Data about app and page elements
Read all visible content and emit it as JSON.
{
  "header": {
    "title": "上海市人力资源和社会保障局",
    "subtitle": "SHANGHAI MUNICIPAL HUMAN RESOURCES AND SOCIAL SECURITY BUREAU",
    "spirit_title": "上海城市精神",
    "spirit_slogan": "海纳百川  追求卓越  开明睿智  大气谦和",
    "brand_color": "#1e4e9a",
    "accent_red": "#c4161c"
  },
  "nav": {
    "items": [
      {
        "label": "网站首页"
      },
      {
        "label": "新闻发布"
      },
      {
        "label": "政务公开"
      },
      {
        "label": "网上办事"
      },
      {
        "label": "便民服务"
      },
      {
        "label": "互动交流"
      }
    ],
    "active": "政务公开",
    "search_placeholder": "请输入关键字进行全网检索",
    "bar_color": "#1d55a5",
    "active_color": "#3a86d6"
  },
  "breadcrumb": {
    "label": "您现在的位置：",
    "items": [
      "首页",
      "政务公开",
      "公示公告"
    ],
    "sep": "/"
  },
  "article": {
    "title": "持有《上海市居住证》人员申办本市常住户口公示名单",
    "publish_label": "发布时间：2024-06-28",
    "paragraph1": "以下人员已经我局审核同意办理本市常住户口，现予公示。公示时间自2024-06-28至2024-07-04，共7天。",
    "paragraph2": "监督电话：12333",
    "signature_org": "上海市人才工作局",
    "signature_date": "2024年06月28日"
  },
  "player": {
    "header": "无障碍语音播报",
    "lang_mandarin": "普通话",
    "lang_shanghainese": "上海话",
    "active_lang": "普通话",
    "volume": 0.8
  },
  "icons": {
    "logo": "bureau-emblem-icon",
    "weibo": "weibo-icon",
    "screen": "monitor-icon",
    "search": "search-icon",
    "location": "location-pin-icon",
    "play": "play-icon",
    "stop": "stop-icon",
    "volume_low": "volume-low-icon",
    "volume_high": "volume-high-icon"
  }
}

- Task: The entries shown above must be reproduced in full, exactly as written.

- Solution to this exercise:
Read all visible content and emit it as JSON.
{
  "header": {
    "title": "上海市人力资源和社会保障局",
    "subtitle": "SHANGHAI MUNICIPAL HUMAN RESOURCES AND SOCIAL SECURITY BUREAU",
    "spirit_title": "上海城市精神",
    "spirit_slogan": "海纳百川  追求卓越  开明睿智  大气谦和",
    "brand_color": "#1e4e9a",
    "accent_red": "#c4161c"
  },
  "nav": {
    "items": [
      {
        "label": "网站首页"
      },
      {
        "label": "新闻发布"
      },
      {
        "label": "政务公开"
      },
      {
        "label": "网上办事"
      },
      {
        "label": "便民服务"
      },
      {
        "label": "互动交流"
      }
    ],
    "active": "政务公开",
    "search_placeholder": "请输入关键字进行全网检索",
    "bar_color": "#1d55a5",
    "active_color": "#3a86d6"
  },
  "breadcrumb": {
    "label": "您现在的位置：",
    "items": [
      "首页",
      "政务公开",
      "公示公告"
    ],
    "sep": "/"
  },
  "article": {
    "title": "持有《上海市居住证》人员申办本市常住户口公示名单",
    "publish_label": "发布时间：2024-06-28",
    "paragraph1": "以下人员已经我局审核同意办理本市常住户口，现予公示。公示时间自2024-06-28至2024-07-04，共7天。",
    "paragraph2": "监督电话：12333",
    "signature_org": "上海市人才工作局",
    "signature_date": "2024年06月28日"
  },
  "player": {
    "header": "无障碍语音播报",
    "lang_mandarin": "普通话",
    "lang_shanghainese": "上海话",
    "active_lang": "普通话",
    "volume": 0.8
  },
  "icons": {
    "logo": "bureau-emblem-icon",
    "weibo": "weibo-icon",
    "screen": "monitor-icon",
    "search": "search-icon",
    "location": "location-pin-icon",
    "play": "play-icon",
    "stop": "stop-icon",
    "volume_low": "volume-low-icon",
    "volume_high": "volume-high-icon"
  }
}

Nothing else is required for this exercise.